(Extracted data entries)
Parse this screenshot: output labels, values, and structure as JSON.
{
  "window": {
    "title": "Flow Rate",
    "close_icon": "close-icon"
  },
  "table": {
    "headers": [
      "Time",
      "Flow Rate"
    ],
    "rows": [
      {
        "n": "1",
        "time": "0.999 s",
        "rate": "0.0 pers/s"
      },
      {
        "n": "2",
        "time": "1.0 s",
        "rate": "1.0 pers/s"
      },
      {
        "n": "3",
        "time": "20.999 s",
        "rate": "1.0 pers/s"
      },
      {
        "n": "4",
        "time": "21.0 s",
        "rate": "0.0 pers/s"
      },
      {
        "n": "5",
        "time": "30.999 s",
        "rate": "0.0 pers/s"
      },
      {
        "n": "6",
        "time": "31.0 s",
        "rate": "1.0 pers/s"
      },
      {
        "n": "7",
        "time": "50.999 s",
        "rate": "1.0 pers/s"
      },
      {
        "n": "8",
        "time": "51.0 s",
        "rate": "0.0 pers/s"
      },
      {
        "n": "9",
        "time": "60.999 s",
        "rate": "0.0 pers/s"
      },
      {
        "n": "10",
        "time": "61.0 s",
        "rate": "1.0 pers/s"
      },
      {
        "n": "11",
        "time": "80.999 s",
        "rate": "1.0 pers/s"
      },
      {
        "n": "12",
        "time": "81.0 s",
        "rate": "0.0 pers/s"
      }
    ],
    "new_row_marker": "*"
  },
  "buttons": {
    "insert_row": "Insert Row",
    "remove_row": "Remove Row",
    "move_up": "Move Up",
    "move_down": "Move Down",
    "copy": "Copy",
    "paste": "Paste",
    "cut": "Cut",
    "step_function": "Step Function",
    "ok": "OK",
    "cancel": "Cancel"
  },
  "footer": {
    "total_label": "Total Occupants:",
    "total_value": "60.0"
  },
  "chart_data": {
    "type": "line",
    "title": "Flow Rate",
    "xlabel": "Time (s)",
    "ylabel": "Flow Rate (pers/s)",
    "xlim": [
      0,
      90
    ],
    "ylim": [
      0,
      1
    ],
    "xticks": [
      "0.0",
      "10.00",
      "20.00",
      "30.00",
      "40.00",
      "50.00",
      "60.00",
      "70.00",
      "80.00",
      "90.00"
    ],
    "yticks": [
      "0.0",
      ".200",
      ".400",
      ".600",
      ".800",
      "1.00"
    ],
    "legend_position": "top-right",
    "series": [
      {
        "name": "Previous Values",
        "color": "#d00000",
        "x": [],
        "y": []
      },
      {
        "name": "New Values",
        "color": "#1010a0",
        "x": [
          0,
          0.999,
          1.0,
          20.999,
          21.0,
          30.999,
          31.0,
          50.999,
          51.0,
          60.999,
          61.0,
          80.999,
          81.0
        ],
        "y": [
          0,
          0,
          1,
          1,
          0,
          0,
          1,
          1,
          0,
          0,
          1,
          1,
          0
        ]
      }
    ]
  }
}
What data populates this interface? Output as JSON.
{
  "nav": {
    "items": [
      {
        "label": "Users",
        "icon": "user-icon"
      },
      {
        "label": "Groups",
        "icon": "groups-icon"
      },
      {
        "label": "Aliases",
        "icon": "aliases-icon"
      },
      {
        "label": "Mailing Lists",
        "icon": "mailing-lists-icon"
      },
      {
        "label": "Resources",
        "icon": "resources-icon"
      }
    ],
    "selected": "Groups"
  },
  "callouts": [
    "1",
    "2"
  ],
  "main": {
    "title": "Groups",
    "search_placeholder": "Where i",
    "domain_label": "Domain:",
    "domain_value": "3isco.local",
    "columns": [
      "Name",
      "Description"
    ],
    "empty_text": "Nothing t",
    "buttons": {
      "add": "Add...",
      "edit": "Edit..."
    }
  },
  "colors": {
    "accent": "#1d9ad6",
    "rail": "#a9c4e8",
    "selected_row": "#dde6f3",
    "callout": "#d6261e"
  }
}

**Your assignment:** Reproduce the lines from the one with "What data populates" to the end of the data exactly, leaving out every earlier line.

**Answer for the task:**
What data populates this interface? Output as JSON.
{
  "nav": {
    "items": [
      {
        "label": "Users",
        "icon": "user-icon"
      },
      {
        "label": "Groups",
        "icon": "groups-icon"
      },
      {
        "label": "Aliases",
        "icon": "aliases-icon"
      },
      {
        "label": "Mailing Lists",
        "icon": "mailing-lists-icon"
      },
      {
        "label": "Resources",
        "icon": "resources-icon"
      }
    ],
    "selected": "Groups"
  },
  "callouts": [
    "1",
    "2"
  ],
  "main": {
    "title": "Groups",
    "search_placeholder": "Where i",
    "domain_label": "Domain:",
    "domain_value": "3isco.local",
    "columns": [
      "Name",
      "Description"
    ],
    "empty_text": "Nothing t",
    "buttons": {
      "add": "Add...",
      "edit": "Edit..."
    }
  },
  "colors": {
    "accent": "#1d9ad6",
    "rail": "#a9c4e8",
    "selected_row": "#dde6f3",
    "callout": "#d6261e"
  }
}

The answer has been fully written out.